This past week Chris Cheatham of GBLU wrote an excellent blog post discussing LEED v.3.0 and the potential for a LEED certified building to be decertified. After reading the post and pondering the implicatitons for landlords and building owners one thing is abundantly clear to me, attorneys must advise owners of LEED certified buildings to begin using green leases. An article from 2006 by EDC Magazine states that the following ten requirements must be included in any green lease.
1. Gross lease format with appropriate escalation clause and expense stop clause to reward landlord for operating a high-performance building.
2. Appropriate operational procedures and building control/management systems for charging tenants for after hours/excess energy usage, supported by appropriate lease language.
3. A comprehensive and equitable definition of building operating costs in the lease to protect the interest of both the landlord and tenant.
4. As part of the definition of building operating costs, the lease should contain language that allows the landlord to amortize the cost of projects that will reduce operating costs and treat those amortization costs as operating costs, as long as they do not exceed savings.
5. Right to Audit – This lease clause protects the tenant from overcharges and defines the audit process to protect the landlord from frivolous audits.

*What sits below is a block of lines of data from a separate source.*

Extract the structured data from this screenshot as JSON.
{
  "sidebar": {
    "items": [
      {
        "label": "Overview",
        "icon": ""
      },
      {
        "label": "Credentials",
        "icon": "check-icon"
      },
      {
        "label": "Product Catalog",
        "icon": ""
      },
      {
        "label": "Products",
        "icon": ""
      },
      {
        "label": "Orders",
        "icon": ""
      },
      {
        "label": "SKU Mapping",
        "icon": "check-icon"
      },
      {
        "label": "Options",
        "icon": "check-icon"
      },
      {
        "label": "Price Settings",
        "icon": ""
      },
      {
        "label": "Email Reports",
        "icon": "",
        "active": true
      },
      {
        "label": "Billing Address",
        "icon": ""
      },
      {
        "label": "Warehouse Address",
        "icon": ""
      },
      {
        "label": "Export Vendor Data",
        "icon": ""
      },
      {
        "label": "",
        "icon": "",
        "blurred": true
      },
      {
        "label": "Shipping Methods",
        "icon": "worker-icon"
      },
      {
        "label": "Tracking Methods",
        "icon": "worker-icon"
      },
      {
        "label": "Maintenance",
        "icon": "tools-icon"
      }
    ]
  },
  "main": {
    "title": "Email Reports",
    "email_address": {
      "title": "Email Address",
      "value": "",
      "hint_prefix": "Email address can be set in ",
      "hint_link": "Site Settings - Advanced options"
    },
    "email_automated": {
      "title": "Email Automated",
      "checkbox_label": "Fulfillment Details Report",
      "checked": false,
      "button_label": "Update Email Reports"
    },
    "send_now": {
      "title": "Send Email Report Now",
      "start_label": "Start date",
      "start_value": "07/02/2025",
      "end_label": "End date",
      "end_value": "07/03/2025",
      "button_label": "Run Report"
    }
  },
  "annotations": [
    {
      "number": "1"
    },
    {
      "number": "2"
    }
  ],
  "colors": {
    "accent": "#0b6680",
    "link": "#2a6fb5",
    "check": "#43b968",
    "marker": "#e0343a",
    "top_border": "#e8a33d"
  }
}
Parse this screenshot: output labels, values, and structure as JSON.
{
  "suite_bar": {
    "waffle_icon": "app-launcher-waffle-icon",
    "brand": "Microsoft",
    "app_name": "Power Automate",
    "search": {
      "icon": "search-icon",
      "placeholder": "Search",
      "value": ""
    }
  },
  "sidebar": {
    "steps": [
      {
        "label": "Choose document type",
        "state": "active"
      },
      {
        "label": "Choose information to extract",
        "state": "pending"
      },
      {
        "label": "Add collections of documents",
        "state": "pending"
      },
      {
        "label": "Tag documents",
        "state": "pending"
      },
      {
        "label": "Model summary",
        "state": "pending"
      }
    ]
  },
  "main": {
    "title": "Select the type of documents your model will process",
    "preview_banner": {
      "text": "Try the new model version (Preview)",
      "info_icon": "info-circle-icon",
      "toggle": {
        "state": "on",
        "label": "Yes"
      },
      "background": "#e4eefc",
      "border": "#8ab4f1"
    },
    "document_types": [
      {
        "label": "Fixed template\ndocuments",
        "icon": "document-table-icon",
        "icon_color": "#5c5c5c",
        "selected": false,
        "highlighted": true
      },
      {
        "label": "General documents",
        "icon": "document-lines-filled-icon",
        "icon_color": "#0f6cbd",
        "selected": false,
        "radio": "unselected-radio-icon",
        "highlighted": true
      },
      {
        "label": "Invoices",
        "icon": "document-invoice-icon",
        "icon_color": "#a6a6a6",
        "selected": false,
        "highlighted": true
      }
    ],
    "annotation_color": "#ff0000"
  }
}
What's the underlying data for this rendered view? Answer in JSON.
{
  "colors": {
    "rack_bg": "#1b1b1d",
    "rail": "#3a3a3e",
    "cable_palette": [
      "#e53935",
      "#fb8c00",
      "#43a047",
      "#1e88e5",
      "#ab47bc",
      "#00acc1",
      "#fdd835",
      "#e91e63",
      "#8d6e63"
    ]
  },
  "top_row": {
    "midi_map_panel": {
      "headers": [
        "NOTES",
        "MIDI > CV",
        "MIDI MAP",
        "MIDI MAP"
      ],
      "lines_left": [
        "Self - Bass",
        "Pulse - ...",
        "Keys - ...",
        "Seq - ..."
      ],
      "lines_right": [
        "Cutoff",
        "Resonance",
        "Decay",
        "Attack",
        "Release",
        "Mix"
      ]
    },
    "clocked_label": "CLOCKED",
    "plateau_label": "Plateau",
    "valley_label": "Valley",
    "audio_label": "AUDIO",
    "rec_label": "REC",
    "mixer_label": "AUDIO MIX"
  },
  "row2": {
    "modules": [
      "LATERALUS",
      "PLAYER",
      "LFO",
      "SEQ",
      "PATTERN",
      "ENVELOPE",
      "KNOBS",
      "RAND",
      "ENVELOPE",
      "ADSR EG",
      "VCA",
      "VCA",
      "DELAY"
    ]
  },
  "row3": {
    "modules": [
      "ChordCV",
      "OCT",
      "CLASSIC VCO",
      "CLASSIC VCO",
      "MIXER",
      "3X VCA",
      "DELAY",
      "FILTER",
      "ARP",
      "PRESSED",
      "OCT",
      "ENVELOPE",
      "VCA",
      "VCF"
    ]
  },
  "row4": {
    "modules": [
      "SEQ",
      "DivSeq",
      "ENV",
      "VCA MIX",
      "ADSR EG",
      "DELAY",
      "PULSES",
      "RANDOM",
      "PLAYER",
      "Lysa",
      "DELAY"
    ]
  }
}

6. Hazardous Materials – A clause that defines what it is and that neither the landlord or any tenant violates laws or regulations regarding the hazardous materials.
7. Green Cleaning Specifications – This lease exhibit should define the materials, procedures and protocols for cleaning the building in a sustainable manner.
8. Building Rules and Regulations – This lease exhibit stipulates a building-wide recycling program.
9. Tenant Construction Agreement – This lease exhibit defines sustainable product requirements and construction practices.
10. Tenant Manual & Development Guidelines – A guide to explain the building’s sustainable features and benefits, procedures and operating parameters, that should provide insights into how to maximize the building’s features to create a sustainable workplace.
With the new potential for a building to lose its status as LEED certified if it fails to properly perform a green lease is more important than ever. There are reports in existence which state that LEED buildings actually use more energy than their non-certified counterparts, this increased energy use is more likely than not due to improper use of the building by the occupants rather than faulty design. Real estate attorneys, construction attorneys, real estate brokers, and landlords need to take measures on the front end to ensure that tenants placed in LEED certified buildings understand the energy saving measures that are put in place, what requirements must be adhered to for the building to remain LEED certified, and the consequences for failing to adhere to these standards. Tradititonal commercial leases are simply put not properly drafted to deal with the unique challenges that green buildings can present and as such we must all learn how to properly address the potential liability by learning to draft effective green leases